believe that climate change is happening, and we don't need any
more studies to show that. What we need is to do something about
Clearly, I thought, this woman doesn’t know
the kind of scientists I do -- ecologists who not only do studies
but who also tell lawmakers to toughen up clean-air regulations and
protect forests that absorb greenhouse gases. Science grounds our
activism, and if it hadn’t produced scientists such as Rachel
Carson to bring environmental problems into the public eye, would
we even have an environmental movement?
education," she continued, "it's too slow. We need to act now. And
there's not enough compelling evidence to show that environmental
education really has an impact on people later in their lives."
Since I’ve been trained as a teacher, this
unsubstantiated bit of opinion gave me pause. If we fail to educate
young people about the importance of the environment, who will
protect our air, water and public lands a few decades down the
"And finally, forget about living the simple life,"
she said. "If you want to change things, how you live doesn't
matter. I mean, if I decide not to buy my gas at Shell, no one will
ever know about it or care. But if I get 20 people to protest
outside Shell and get in the newspaper so that more people know
about an issue, that's making a difference."
the last to dispute the importance of the media to any
activist’s campaign.
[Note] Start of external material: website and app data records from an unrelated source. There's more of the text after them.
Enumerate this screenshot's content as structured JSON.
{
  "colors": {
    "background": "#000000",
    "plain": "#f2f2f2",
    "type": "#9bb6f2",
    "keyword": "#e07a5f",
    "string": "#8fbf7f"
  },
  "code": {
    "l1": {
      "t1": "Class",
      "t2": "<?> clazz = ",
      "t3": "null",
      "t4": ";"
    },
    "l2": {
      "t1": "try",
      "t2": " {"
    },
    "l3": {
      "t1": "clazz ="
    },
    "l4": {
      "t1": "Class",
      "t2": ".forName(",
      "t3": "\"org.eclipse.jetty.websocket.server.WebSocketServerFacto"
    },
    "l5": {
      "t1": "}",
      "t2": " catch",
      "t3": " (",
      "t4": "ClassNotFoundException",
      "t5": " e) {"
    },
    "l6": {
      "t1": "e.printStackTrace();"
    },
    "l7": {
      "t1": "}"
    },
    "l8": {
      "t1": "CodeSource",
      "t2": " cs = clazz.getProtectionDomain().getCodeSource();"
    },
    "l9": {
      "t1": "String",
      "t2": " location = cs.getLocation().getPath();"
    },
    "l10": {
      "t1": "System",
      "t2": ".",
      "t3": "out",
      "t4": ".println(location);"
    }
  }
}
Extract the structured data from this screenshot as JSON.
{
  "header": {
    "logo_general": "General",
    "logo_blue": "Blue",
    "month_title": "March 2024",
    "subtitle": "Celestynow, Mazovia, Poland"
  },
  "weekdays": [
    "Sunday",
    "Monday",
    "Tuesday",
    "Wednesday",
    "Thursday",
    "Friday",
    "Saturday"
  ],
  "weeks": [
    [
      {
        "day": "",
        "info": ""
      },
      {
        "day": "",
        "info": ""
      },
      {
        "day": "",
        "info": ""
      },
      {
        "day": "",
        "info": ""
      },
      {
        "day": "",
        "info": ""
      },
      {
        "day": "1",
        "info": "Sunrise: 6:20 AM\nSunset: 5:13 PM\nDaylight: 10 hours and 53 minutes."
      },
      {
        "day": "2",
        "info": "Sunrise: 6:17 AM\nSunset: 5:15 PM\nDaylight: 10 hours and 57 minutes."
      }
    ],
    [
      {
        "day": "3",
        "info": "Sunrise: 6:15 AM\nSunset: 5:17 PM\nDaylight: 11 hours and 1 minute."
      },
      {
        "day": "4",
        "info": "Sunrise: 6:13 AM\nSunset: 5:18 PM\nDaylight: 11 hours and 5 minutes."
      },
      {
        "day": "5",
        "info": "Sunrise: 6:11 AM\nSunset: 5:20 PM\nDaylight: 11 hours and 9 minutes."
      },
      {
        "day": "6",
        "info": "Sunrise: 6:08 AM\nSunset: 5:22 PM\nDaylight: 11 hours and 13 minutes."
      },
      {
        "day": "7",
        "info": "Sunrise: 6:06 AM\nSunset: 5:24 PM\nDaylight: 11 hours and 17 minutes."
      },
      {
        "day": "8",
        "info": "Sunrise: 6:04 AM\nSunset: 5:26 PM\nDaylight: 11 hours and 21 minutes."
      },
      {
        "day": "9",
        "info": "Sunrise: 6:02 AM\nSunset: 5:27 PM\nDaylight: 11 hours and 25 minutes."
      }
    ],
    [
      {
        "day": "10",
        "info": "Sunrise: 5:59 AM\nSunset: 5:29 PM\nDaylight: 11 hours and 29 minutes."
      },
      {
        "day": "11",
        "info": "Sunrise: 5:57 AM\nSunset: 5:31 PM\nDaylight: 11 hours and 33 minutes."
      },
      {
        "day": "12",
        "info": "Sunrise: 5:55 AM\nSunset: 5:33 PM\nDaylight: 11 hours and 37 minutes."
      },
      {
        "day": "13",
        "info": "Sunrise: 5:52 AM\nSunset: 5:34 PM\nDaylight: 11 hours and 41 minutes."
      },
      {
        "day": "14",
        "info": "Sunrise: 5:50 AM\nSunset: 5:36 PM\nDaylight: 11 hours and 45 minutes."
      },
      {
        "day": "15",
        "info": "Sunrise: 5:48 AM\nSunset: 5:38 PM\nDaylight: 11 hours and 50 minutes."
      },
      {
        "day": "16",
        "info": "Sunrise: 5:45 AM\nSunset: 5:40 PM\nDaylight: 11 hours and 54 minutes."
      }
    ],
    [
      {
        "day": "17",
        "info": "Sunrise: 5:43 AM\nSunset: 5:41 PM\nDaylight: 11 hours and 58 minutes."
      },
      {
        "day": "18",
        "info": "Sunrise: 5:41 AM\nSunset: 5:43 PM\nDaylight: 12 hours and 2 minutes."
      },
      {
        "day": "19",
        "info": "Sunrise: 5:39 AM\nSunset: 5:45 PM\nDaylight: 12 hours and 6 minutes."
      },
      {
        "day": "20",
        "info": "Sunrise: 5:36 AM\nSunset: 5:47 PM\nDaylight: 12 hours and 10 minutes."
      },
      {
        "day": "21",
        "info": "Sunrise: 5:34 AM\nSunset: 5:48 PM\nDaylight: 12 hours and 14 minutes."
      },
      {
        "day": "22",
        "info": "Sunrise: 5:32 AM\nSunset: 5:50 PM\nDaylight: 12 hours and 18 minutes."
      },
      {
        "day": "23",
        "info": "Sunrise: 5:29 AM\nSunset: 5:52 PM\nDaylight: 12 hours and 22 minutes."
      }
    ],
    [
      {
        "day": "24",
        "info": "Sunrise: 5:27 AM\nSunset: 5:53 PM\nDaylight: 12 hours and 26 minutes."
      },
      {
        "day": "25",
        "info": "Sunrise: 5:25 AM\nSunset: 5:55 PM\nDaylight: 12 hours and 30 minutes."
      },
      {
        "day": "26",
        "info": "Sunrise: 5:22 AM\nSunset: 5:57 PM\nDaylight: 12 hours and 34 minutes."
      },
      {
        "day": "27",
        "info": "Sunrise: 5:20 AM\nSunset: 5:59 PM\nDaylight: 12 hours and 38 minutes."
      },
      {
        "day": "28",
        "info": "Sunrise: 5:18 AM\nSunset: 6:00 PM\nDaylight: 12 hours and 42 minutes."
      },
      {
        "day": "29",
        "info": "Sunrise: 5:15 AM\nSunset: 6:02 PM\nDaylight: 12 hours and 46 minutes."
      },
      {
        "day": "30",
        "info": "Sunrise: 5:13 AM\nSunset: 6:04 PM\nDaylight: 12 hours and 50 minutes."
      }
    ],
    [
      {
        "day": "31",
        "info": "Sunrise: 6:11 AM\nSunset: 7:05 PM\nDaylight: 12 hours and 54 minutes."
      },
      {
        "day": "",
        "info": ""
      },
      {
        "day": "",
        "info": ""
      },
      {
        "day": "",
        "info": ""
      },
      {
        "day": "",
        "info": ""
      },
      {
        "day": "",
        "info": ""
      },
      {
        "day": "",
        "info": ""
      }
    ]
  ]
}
But the organizer’s scorn for "the
simple life" is typical of too many environmental groups that
ignore what any freshman biology student knows: The more of us
there are, the more we consume, so the sum of what each of us does
in our lives counts. So far, the only way to decrease our impact on
the world is either to cut our population or reduce the resources
More important, I want to live as though what
I believe and do matters. It's like the philosophical question
about whether a tree falling in the woods really falls if
there’s no one around to see or hear it. I think what each of
us does in our lives -- our choices of how to live, what to drive,
what to buy -- adds up. From living in rural western Colorado, I've
learned that people have an impact even if urban environmentalists
don’t notice. Our rural electric co-op supports alternative
sources of energy, including geothermal, and residents tap into
solar energy everywhere you look. They may not carry membership
cards for any of the big-time green groups, but my neighbors behave
like true environmentalists, sensitive to the land and aware of
what they take from it.
No surprise: I didn’t get
the job. But that weekend in San Francisco forced me to think more
carefully about my "core beliefs." Call me naive and idealistic,
but I learned that I want to work for a group that’s
inclusive and interested in the long-term. If wearing a black suit
and disparaging the work of other environmentalists is this
group’s definition of "activism," they can count me out. So
I’m sifting through garage sales and watching my neighbors,
who are teaching me the art of quiet impact.